#### YOUR OBJECTIVE:
Write out every entry exactly as it appears.

Records drawn from a dataset
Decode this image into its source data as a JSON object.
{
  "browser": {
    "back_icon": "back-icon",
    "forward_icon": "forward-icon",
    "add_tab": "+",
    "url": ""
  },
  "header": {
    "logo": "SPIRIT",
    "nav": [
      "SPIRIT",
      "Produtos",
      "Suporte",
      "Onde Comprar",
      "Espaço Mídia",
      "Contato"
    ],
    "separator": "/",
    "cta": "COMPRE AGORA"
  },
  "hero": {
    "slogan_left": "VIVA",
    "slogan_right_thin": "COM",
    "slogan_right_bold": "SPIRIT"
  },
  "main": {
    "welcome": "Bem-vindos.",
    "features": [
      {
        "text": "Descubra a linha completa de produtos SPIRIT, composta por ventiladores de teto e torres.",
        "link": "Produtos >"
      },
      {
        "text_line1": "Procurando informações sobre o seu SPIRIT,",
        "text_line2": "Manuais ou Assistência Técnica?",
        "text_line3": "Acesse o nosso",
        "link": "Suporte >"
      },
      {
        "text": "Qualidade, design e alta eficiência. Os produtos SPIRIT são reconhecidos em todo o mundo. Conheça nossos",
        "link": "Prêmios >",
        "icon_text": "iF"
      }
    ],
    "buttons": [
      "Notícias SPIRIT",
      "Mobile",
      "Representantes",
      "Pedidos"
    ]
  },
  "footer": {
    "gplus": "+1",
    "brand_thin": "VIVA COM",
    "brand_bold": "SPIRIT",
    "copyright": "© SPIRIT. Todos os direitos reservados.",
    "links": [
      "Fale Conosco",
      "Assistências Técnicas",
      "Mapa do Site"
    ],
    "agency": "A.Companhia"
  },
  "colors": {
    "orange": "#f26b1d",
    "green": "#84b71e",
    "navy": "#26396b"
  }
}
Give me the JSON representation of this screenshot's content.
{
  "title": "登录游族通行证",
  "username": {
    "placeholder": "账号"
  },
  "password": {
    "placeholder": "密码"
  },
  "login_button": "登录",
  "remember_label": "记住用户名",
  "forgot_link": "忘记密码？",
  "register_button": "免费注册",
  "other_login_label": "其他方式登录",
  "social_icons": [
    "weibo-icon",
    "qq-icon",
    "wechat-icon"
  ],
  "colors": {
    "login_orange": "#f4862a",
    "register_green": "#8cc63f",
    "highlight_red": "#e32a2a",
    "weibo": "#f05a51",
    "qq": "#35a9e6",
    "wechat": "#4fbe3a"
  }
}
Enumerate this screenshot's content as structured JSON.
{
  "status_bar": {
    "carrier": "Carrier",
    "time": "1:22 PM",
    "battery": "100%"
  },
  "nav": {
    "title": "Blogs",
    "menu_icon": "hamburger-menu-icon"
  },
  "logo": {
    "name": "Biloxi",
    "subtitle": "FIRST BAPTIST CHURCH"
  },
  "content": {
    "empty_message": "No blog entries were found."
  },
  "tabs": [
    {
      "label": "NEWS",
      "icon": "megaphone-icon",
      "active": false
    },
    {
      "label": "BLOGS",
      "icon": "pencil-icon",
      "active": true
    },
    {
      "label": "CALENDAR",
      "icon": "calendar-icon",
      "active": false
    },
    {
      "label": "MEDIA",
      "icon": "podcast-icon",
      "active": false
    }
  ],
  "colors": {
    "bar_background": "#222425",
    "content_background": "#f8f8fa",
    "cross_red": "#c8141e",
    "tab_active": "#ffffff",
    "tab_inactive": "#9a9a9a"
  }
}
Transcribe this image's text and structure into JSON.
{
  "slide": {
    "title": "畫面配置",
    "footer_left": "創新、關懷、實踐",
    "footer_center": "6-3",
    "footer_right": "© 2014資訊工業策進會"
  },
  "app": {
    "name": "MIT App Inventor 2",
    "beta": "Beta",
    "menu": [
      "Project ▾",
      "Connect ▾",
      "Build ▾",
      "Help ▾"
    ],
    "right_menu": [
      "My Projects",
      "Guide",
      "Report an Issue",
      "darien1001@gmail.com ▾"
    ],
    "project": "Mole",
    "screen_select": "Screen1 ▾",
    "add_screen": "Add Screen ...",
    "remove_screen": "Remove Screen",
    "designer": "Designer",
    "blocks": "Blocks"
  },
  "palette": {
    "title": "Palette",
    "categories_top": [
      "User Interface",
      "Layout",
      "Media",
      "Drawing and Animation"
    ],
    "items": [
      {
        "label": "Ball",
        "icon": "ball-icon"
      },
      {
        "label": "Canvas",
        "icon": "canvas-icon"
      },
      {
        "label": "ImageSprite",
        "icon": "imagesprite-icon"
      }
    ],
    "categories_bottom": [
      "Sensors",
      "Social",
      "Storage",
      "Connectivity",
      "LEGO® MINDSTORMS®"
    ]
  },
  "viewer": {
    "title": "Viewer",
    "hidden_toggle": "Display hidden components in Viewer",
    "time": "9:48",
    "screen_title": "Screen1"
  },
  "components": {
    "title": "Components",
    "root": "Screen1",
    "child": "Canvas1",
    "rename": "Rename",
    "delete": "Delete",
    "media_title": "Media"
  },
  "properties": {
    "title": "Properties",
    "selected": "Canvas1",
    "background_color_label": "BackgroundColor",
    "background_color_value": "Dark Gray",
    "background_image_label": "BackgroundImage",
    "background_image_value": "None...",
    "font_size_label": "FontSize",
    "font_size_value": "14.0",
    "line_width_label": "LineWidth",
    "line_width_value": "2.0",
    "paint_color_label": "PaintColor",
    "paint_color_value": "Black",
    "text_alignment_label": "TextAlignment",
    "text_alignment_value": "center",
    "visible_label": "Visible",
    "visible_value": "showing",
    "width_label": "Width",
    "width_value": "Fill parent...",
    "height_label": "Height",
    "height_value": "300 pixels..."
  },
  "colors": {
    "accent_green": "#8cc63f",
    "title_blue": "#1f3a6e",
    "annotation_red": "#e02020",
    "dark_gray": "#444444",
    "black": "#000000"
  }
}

#### ANSWER:
Decode this image into its source data as a JSON object.
{
  "browser": {
    "back_icon": "back-icon",
    "forward_icon": "forward-icon",
    "add_tab": "+",
    "url": ""
  },
  "header": {
    "logo": "SPIRIT",
    "nav": [
      "SPIRIT",
      "Produtos",
      "Suporte",
      "Onde Comprar",
      "Espaço Mídia",
      "Contato"
    ],
    "separator": "/",
    "cta": "COMPRE AGORA"
  },
  "hero": {
    "slogan_left": "VIVA",
    "slogan_right_thin": "COM",
    "slogan_right_bold": "SPIRIT"
  },
  "main": {
    "welcome": "Bem-vindos.",
    "features": [
      {
        "text": "Descubra a linha completa de produtos SPIRIT, composta por ventiladores de teto e torres.",
        "link": "Produtos >"
      },
      {
        "text_line1": "Procurando informações sobre o seu SPIRIT,",
        "text_line2": "Manuais ou Assistência Técnica?",
        "text_line3": "Acesse o nosso",
        "link": "Suporte >"
      },
      {
        "text": "Qualidade, design e alta eficiência. Os produtos SPIRIT são reconhecidos em todo o mundo. Conheça nossos",
        "link": "Prêmios >",
        "icon_text": "iF"
      }
    ],
    "buttons": [
      "Notícias SPIRIT",
      "Mobile",
      "Representantes",
      "Pedidos"
    ]
  },
  "footer": {
    "gplus": "+1",
    "brand_thin": "VIVA COM",
    "brand_bold": "SPIRIT",
    "copyright": "© SPIRIT. Todos os direitos reservados.",
    "links": [
      "Fale Conosco",
      "Assistências Técnicas",
      "Mapa do Site"
    ],
    "agency": "A.Companhia"
  },
  "colors": {
    "orange": "#f26b1d",
    "green": "#84b71e",
    "navy": "#26396b"
  }
}
Give me the JSON representation of this screenshot's content.
{
  "title": "登录游族通行证",
  "username": {
    "placeholder": "账号"
  },
  "password": {
    "placeholder": "密码"
  },
  "login_button": "登录",
  "remember_label": "记住用户名",
  "forgot_link": "忘记密码？",
  "register_button": "免费注册",
  "other_login_label": "其他方式登录",
  "social_icons": [
    "weibo-icon",
    "qq-icon",
    "wechat-icon"
  ],
  "colors": {
    "login_orange": "#f4862a",
    "register_green": "#8cc63f",
    "highlight_red": "#e32a2a",
    "weibo": "#f05a51",
    "qq": "#35a9e6",
    "wechat": "#4fbe3a"
  }
}
Enumerate this screenshot's content as structured JSON.
{
  "status_bar": {
    "carrier": "Carrier",
    "time": "1:22 PM",
    "battery": "100%"
  },
  "nav": {
    "title": "Blogs",
    "menu_icon": "hamburger-menu-icon"
  },
  "logo": {
    "name": "Biloxi",
    "subtitle": "FIRST BAPTIST CHURCH"
  },
  "content": {
    "empty_message": "No blog entries were found."
  },
  "tabs": [
    {
      "label": "NEWS",
      "icon": "megaphone-icon",
      "active": false
    },
    {
      "label": "BLOGS",
      "icon": "pencil-icon",
      "active": true
    },
    {
      "label": "CALENDAR",
      "icon": "calendar-icon",
      "active": false
    },
    {
      "label": "MEDIA",
      "icon": "podcast-icon",
      "active": false
    }
  ],
  "colors": {
    "bar_background": "#222425",
    "content_background": "#f8f8fa",
    "cross_red": "#c8141e",
    "tab_active": "#ffffff",
    "tab_inactive": "#9a9a9a"
  }
}
Transcribe this image's text and structure into JSON.
{
  "slide": {
    "title": "畫面配置",
    "footer_left": "創新、關懷、實踐",
    "footer_center": "6-3",
    "footer_right": "© 2014資訊工業策進會"
  },
  "app": {
    "name": "MIT App Inventor 2",
    "beta": "Beta",
    "menu": [
      "Project ▾",
      "Connect ▾",
      "Build ▾",
      "Help ▾"
    ],
    "right_menu": [
      "My Projects",
      "Guide",
      "Report an Issue",
      "darien1001@gmail.com ▾"
    ],
    "project": "Mole",
    "screen_select": "Screen1 ▾",
    "add_screen": "Add Screen ...",
    "remove_screen": "Remove Screen",
    "designer": "Designer",
    "blocks": "Blocks"
  },
  "palette": {
    "title": "Palette",
    "categories_top": [
      "User Interface",
      "Layout",
      "Media",
      "Drawing and Animation"
    ],
    "items": [
      {
        "label": "Ball",
        "icon": "ball-icon"
      },
      {
        "label": "Canvas",
        "icon": "canvas-icon"
      },
      {
        "label": "ImageSprite",
        "icon": "imagesprite-icon"
      }
    ],
    "categories_bottom": [
      "Sensors",
      "Social",
      "Storage",
      "Connectivity",
      "LEGO® MINDSTORMS®"
    ]
  },
  "viewer": {
    "title": "Viewer",
    "hidden_toggle": "Display hidden components in Viewer",
    "time": "9:48",
    "screen_title": "Screen1"
  },
  "components": {
    "title": "Components",
    "root": "Screen1",
    "child": "Canvas1",
    "rename": "Rename",
    "delete": "Delete",
    "media_title": "Media"
  },
  "properties": {
    "title": "Properties",
    "selected": "Canvas1",
    "background_color_label": "BackgroundColor",
    "background_color_value": "Dark Gray",
    "background_image_label": "BackgroundImage",
    "background_image_value": "None...",
    "font_size_label": "FontSize",
    "font_size_value": "14.0",
    "line_width_label": "LineWidth",
    "line_width_value": "2.0",
    "paint_color_label": "PaintColor",
    "paint_color_value": "Black",
    "text_alignment_label": "TextAlignment",
    "text_alignment_value": "center",
    "visible_label": "Visible",
    "visible_value": "showing",
    "width_label": "Width",
    "width_value": "Fill parent...",
    "height_label": "Height",
    "height_value": "300 pixels..."
  },
  "colors": {
    "accent_green": "#8cc63f",
    "title_blue": "#1f3a6e",
    "annotation_red": "#e02020",
    "dark_gray": "#444444",
    "black": "#000000"
  }
}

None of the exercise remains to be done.